The University of Minnesota Medical School’s research team has discovered that specific human brain functions pertaining to self-control and mental flexibility can be targeted with electrical brain simulation techniques that are based on integrating artificial intelligence techniques. The techniques are based on integrating artificial intelligence techniques. 12 individuals with epilepsy had brain surgery as part of the pilot trial, which involved implanting hundreds of small electrodes across the brain in order to monitor brain activity and determine where the seizure began. Using computer simulation, the scientists discovered a brain region called the internal capsule that can improve the mental performance of patients.
Small quantities of electrical energy were delivered into the area of the brain that is important for driving cognitive regulation – the process of moving from one thought pattern to another, which is the polar opposite of the development of a mental disorder. The team used the example of a person who is locked in a negative thought cycle and is unable to break free in order to demonstrate the effectiveness of this alternative. Regardless of how critical it is to resolving mental disease, the researchers developed a potent new array of treatments for psychiatric illnesses based on the following hypothesis:
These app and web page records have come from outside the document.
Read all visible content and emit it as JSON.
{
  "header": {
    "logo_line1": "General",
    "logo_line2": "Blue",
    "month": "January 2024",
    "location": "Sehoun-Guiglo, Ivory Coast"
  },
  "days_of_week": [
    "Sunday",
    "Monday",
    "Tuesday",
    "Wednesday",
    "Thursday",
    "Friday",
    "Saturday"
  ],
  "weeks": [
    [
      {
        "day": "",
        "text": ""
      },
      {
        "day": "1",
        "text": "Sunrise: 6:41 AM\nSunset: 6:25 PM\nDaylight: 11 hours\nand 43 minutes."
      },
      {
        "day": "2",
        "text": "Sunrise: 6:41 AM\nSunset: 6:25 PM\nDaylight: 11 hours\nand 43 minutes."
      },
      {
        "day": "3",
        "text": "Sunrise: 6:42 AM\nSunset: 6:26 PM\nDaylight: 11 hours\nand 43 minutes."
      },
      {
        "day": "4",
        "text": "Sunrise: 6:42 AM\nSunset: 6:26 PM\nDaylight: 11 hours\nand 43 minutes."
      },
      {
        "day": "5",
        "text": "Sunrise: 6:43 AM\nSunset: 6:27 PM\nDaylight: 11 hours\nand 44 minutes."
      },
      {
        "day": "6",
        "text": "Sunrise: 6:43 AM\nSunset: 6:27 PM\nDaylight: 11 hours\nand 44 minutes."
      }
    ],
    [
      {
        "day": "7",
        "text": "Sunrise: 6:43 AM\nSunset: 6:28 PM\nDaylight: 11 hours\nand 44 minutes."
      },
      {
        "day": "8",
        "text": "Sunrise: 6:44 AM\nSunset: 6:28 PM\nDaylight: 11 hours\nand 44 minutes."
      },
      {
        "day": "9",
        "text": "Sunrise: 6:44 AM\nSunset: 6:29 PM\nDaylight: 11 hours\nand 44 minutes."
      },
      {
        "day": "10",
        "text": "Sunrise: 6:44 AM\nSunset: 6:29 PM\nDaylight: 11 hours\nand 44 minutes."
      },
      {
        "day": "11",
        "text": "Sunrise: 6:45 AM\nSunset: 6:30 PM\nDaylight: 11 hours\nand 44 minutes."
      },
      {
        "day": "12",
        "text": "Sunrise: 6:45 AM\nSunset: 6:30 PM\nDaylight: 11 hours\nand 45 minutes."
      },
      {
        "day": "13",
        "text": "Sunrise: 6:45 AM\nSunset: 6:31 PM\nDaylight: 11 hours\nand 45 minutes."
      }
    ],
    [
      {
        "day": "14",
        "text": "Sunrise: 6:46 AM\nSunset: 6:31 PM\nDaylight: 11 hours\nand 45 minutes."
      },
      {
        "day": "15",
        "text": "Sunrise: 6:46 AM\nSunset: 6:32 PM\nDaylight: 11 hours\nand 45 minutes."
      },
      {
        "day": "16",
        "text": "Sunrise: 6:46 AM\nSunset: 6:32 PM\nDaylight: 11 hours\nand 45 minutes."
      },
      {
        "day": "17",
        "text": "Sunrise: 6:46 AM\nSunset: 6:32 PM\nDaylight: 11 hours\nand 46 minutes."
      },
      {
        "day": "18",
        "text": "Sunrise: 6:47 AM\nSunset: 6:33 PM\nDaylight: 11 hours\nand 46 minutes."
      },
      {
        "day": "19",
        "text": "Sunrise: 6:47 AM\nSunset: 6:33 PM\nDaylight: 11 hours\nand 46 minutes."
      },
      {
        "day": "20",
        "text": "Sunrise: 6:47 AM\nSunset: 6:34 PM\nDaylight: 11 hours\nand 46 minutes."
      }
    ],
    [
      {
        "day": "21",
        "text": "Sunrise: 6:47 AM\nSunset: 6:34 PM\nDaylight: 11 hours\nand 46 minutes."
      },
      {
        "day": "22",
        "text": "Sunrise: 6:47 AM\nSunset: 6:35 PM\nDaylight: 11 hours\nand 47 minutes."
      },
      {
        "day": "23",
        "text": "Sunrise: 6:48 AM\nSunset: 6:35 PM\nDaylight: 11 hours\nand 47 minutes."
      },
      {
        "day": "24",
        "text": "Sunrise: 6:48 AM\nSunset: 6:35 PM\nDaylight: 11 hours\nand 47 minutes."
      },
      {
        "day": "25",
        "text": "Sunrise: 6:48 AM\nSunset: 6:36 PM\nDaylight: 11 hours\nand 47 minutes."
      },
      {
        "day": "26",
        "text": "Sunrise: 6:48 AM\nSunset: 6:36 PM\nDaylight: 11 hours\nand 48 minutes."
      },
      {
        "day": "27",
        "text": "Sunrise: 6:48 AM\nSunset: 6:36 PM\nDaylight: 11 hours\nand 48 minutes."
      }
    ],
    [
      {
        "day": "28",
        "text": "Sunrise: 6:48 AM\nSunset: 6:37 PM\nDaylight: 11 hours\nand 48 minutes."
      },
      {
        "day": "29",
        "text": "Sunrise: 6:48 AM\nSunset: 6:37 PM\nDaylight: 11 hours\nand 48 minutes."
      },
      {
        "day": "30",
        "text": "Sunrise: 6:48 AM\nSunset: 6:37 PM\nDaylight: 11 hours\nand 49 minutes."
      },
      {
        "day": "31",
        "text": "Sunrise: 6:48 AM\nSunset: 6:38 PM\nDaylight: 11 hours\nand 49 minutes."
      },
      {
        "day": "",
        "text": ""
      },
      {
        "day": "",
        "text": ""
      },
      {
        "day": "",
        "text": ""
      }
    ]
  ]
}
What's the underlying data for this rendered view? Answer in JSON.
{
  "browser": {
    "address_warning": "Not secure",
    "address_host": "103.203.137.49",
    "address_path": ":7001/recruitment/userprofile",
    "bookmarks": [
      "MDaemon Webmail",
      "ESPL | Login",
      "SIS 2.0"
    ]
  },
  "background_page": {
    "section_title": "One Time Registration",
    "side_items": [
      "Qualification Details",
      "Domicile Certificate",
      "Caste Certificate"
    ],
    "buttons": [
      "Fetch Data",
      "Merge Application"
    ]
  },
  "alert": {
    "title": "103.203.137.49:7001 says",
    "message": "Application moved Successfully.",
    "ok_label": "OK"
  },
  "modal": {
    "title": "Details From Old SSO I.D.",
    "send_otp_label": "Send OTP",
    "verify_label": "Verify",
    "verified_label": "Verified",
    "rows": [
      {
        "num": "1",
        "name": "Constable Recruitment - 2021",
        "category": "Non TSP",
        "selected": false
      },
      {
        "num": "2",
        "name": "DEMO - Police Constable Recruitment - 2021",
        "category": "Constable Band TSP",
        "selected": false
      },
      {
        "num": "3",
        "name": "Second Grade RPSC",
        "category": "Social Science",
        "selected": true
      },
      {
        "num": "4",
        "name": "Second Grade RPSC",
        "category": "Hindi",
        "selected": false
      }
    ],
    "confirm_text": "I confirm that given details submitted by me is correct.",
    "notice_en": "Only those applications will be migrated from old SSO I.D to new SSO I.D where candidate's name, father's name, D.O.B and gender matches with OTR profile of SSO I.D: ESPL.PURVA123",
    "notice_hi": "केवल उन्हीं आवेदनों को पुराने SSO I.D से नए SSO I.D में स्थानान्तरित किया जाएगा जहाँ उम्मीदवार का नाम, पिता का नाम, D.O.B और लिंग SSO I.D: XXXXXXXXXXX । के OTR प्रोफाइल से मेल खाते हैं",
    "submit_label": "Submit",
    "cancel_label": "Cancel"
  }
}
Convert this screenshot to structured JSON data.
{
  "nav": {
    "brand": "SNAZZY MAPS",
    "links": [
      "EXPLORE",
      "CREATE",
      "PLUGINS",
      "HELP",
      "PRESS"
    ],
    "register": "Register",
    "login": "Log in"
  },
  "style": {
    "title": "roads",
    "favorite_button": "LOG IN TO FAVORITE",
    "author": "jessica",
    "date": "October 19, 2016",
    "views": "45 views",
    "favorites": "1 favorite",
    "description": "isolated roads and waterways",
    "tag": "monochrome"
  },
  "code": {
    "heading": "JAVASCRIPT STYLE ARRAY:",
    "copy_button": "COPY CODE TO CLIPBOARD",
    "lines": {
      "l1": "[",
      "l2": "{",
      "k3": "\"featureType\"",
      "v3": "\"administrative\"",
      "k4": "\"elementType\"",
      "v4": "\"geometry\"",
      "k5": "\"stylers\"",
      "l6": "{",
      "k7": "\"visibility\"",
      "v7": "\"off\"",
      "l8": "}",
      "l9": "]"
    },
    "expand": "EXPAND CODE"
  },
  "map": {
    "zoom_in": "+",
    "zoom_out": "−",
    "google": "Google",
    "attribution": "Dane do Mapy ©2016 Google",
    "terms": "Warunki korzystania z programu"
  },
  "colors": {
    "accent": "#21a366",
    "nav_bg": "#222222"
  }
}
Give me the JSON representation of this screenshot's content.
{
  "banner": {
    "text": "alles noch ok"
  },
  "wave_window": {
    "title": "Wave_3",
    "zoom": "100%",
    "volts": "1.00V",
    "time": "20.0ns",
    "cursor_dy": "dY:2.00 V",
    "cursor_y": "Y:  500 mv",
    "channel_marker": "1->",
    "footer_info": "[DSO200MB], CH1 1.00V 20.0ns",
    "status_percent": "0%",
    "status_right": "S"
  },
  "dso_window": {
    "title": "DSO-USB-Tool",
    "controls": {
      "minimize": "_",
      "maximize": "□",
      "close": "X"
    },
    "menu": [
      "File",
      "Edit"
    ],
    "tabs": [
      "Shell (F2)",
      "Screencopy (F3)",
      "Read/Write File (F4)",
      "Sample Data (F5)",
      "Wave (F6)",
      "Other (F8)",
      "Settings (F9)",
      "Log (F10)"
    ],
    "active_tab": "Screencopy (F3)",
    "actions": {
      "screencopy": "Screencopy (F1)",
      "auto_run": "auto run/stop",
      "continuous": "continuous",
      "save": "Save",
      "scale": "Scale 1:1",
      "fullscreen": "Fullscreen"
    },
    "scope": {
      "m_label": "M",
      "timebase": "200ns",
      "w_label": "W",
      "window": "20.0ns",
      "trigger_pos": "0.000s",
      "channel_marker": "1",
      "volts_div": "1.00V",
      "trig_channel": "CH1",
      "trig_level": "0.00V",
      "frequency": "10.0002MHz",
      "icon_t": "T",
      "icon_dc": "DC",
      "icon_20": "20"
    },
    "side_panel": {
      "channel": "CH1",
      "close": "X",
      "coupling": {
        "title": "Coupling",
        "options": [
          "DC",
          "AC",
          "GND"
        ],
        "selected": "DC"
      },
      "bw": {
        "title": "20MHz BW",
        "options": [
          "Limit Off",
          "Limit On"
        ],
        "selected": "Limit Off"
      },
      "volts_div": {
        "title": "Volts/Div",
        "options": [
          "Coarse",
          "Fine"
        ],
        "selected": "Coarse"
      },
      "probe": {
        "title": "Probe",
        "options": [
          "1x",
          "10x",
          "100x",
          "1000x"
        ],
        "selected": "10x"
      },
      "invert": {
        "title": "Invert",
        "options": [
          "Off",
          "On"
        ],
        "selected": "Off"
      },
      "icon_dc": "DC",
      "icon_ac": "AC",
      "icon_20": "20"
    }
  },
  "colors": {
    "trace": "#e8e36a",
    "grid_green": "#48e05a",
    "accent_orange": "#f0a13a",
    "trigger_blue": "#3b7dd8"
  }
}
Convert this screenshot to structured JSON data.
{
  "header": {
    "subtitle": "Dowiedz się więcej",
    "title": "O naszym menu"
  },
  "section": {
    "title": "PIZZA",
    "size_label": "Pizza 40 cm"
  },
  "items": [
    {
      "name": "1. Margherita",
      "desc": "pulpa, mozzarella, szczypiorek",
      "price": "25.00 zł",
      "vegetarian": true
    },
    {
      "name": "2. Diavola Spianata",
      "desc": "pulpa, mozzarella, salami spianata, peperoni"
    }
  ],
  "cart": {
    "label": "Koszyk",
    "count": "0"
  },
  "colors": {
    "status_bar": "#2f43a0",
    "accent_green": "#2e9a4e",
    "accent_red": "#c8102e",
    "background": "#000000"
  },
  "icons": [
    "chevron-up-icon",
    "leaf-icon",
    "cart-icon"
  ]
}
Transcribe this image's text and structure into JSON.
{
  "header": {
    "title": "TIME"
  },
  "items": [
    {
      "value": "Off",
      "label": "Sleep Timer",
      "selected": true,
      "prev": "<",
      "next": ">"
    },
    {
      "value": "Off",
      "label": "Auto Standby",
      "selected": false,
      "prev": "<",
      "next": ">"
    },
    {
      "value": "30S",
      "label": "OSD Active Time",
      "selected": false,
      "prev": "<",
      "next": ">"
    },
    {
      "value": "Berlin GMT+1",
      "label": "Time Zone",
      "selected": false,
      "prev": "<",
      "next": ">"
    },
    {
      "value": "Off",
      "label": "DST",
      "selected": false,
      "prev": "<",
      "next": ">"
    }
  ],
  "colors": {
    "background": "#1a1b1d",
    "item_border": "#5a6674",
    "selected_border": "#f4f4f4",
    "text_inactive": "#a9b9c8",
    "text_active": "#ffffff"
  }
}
On to developing algorithms that, following a simulation, might be used to govern a patient’s cognitive capacities directly from their brain activity, the team moved on to achieve their goal. As a result of this controller method, researchers were able to increase and improve the simulation of the effect that a patient may regulate both their cognitive abilities resulting from their activities and those resulting directly from their brain activity. The technology that the research team built has the capability of decoding a patient’s ability to apply a brief burst of electrical simulation whenever the transmission of information between the two parties is not possible, according to the researchers. It has been suggested by the team that this research could put patients in the driver’s seat and give them a sense of urgency.